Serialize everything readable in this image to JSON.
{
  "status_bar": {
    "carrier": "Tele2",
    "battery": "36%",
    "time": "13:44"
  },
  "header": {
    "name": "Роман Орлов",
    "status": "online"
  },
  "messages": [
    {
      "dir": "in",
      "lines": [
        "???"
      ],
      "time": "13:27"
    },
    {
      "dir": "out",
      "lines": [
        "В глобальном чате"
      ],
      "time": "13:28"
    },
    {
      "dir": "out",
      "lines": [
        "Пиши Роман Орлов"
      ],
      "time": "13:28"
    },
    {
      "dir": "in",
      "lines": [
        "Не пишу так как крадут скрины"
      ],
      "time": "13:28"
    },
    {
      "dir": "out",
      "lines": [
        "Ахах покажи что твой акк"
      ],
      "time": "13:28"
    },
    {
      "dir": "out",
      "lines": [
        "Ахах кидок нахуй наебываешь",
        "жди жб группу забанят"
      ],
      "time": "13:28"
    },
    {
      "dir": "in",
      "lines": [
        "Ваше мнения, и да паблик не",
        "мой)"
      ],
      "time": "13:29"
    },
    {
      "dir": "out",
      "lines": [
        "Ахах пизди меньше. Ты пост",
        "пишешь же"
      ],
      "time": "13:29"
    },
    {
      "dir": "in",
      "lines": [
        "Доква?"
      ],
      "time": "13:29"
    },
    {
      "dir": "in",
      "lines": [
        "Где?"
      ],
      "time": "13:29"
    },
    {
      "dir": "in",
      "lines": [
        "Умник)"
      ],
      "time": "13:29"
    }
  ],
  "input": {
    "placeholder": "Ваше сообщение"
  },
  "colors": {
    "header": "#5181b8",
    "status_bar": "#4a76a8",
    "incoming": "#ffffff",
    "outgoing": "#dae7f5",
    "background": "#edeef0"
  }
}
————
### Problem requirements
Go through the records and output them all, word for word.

### Completed exercise
Serialize everything readable in this image to JSON.
{
  "status_bar": {
    "carrier": "Tele2",
    "battery": "36%",
    "time": "13:44"
  },
  "header": {
    "name": "Роман Орлов",
    "status": "online"
  },
  "messages": [
    {
      "dir": "in",
      "lines": [
        "???"
      ],
      "time": "13:27"
    },
    {
      "dir": "out",
      "lines": [
        "В глобальном чате"
      ],
      "time": "13:28"
    },
    {
      "dir": "out",
      "lines": [
        "Пиши Роман Орлов"
      ],
      "time": "13:28"
    },
    {
      "dir": "in",
      "lines": [
        "Не пишу так как крадут скрины"
      ],
      "time": "13:28"
    },
    {
      "dir": "out",
      "lines": [
        "Ахах покажи что твой акк"
      ],
      "time": "13:28"
    },
    {
      "dir": "out",
      "lines": [
        "Ахах кидок нахуй наебываешь",
        "жди жб группу забанят"
      ],
      "time": "13:28"
    },
    {
      "dir": "in",
      "lines": [
        "Ваше мнения, и да паблик не",
        "мой)"
      ],
      "time": "13:29"
    },
    {
      "dir": "out",
      "lines": [
        "Ахах пизди меньше. Ты пост",
        "пишешь же"
      ],
      "time": "13:29"
    },
    {
      "dir": "in",
      "lines": [
        "Доква?"
      ],
      "time": "13:29"
    },
    {
      "dir": "in",
      "lines": [
        "Где?"
      ],
      "time": "13:29"
    },
    {
      "dir": "in",
      "lines": [
        "Умник)"
      ],
      "time": "13:29"
    }
  ],
  "input": {
    "placeholder": "Ваше сообщение"
  },
  "colors": {
    "header": "#5181b8",
    "status_bar": "#4a76a8",
    "incoming": "#ffffff",
    "outgoing": "#dae7f5",
    "background": "#edeef0"
  }
}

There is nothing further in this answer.